As a student, practitioner, and instructor for over twenty years, I am in the unique position of being able to comprehend the material in a way that allows me to fully integrate other martial arts principles into my curriculum. I believe the reason people stick with my program is precisely because I do not limit myself to the textbook and the proof is in the pudding: my students are awesome, fit, and solid. I am the only instructor in the history of WKSA tournaments to have captured 1st place school six years in a row.
So while Kuk Sool is vast and comprehensive system, the WKSA program is a lot like studying folkloric dancing: it’s useful to learn, it’s exquisite, and it would be a shame to add hip hop moves to it. But, it is frozen in time, a museum piece. WKSA instructors must train techniques on just one side, train each technique slowly without resistance and are told to match their performance to a photo in a book. The primary emphasis is on memory and not building good reactions and good self defense habits.
Fortunately there are many good Kuk Sool based schools that are not part of the World Association and I will continue my studies of Kuk Sool. After all these years I still appreciate the broad range of techniques; the forms which promote balance, alignment, coordination, and strength; the breath work, the etiquette, the drive for perfection, etc. I still care deeply about the art form and want to be able to offer beautiful and exciting demonstrations. I just want the freedom to also teach material like a simple duck, a bob and weave, a left jab, and a superman punch.
One of my second degree black belt students complimented me by saying:, “You know, in all the years I’ve been coming here, I’ve only had about two classes that were roughly similar.” I take pride in the fact that I am constantly challenging my students with new and exciting material while simultaneously keeping a beautiful tradition alive.
As many of you know, I live and breath martial arts. I want several lifetimes to learn everything there is to know about martial arts. I am lucky to have an office manager who feels the same way about alignment and anatomically safe training techniques. Together we are very interested in continuing our personal education and hope to share lots of varied and exciting material with our students while building a strong community of healthy, happy individuals. Together we hope that as students graduate our program they are ready to excel in any endeavor they undertake.

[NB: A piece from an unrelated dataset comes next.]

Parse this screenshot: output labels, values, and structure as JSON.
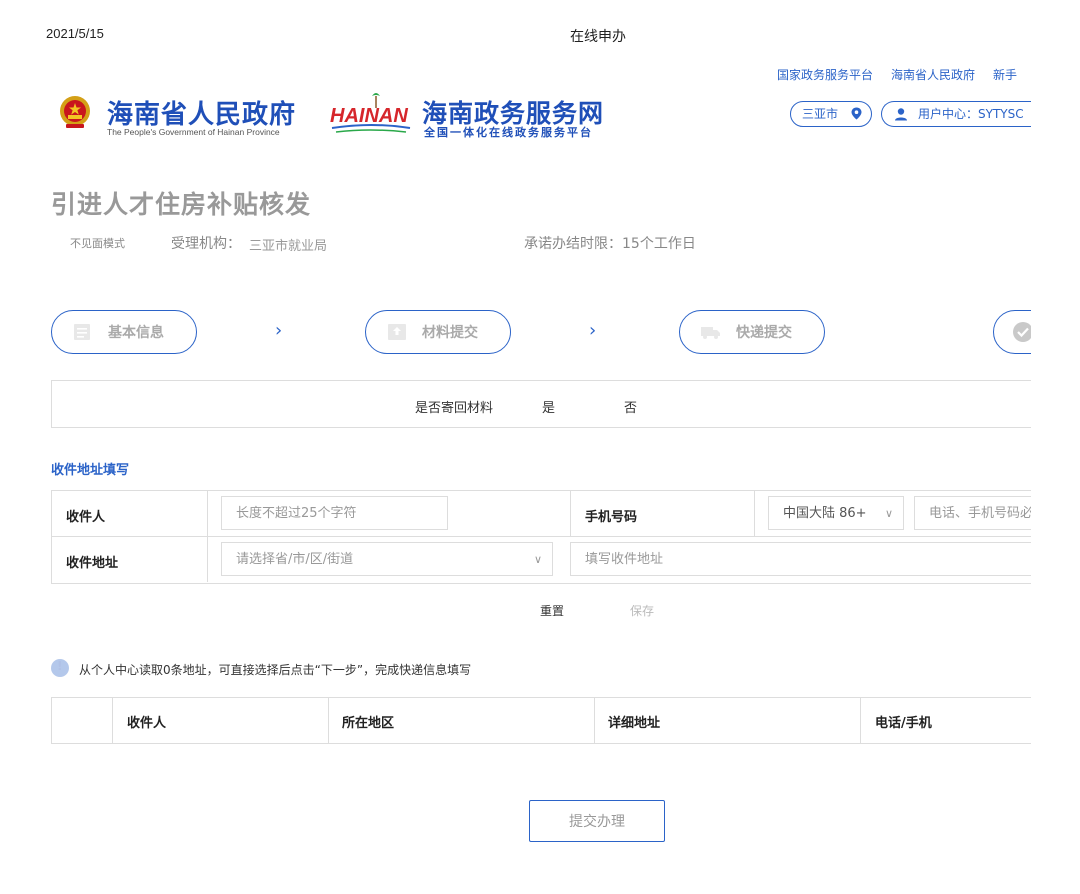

Ultimately my loyalty lies with my students, and my sole obligation is to offer the best program I can create. I hope you will trust me and chose to continue our training together. I honestly believe that I am continuing to grow and improve as an instructor and each generation of new students benefits along the way.

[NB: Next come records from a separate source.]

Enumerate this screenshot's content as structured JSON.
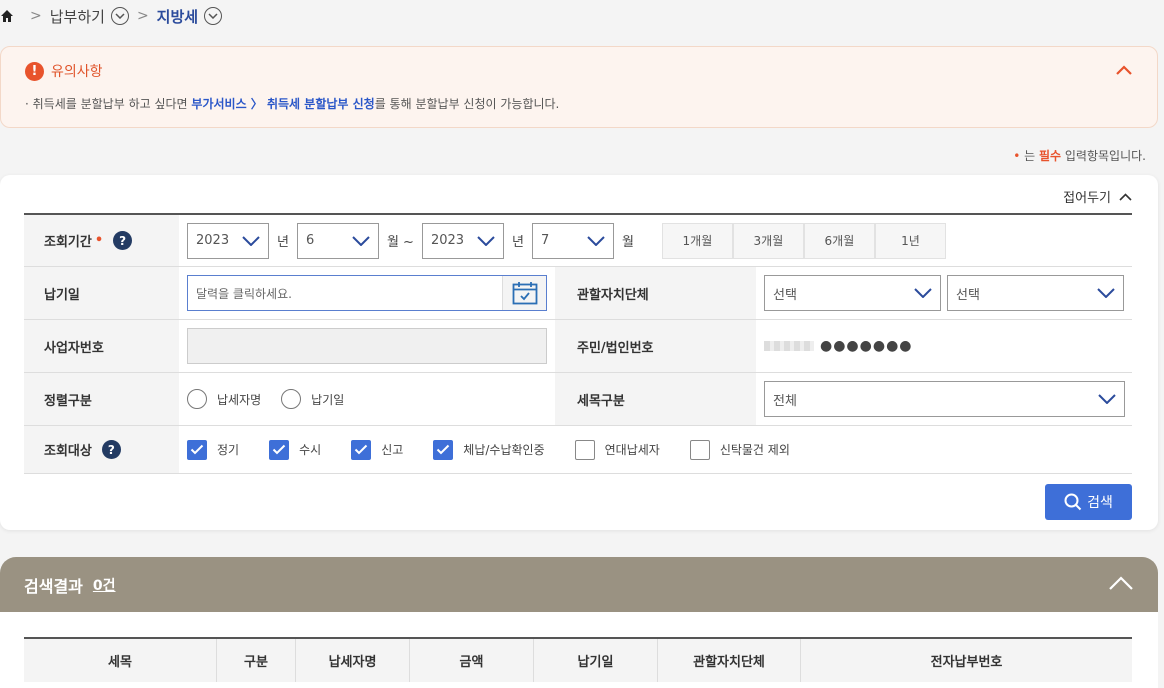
{
  "breadcrumb": {
    "level1": "납부하기",
    "current": "지방세"
  },
  "notice": {
    "title": "유의사항",
    "text_before": "· 취득세를 분할납부 하고 싶다면 ",
    "highlight": "부가서비스 〉 취득세 분할납부 신청",
    "text_after": "를 통해 분할납부 신청이 가능합니다."
  },
  "required_note": {
    "prefix": "는 ",
    "red": "필수",
    "suffix": " 입력항목입니다."
  },
  "panel": {
    "collapse_label": "접어두기"
  },
  "form": {
    "period": {
      "label": "조회기간",
      "start_year": "2023",
      "start_month": "6",
      "end_year": "2023",
      "end_month": "7",
      "year_unit": "년",
      "month_unit_tilde": "월 ~",
      "month_unit": "월",
      "quick": [
        "1개월",
        "3개월",
        "6개월",
        "1년"
      ]
    },
    "due_date": {
      "label": "납기일",
      "placeholder": "달력을 클릭하세요."
    },
    "jurisdiction": {
      "label": "관할자치단체",
      "select1": "선택",
      "select2": "선택"
    },
    "business_no": {
      "label": "사업자번호"
    },
    "resident_no": {
      "label": "주민/법인번호",
      "masked": "●●●●●●●"
    },
    "sort": {
      "label": "정렬구분",
      "options": [
        "납세자명",
        "납기일"
      ]
    },
    "tax_type": {
      "label": "세목구분",
      "value": "전체"
    },
    "target": {
      "label": "조회대상",
      "options": [
        {
          "label": "정기",
          "checked": true
        },
        {
          "label": "수시",
          "checked": true
        },
        {
          "label": "신고",
          "checked": true
        },
        {
          "label": "체납/수납확인중",
          "checked": true
        },
        {
          "label": "연대납세자",
          "checked": false
        },
        {
          "label": "신탁물건 제외",
          "checked": false
        }
      ]
    }
  },
  "search_button": "검색",
  "result": {
    "title": "검색결과",
    "count": "0건",
    "columns": [
      "세목",
      "구분",
      "납세자명",
      "금액",
      "납기일",
      "관할자치단체",
      "전자납부번호"
    ]
  },
  "colors": {
    "accent": "#3e6fd8",
    "warning": "#e8532c",
    "result_bar": "#9a9282"
  }
}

Thanks for your kind consideration of this event,
Owner, Head Instructor
Kuk Sool of Alameda
Alameda Martial Arts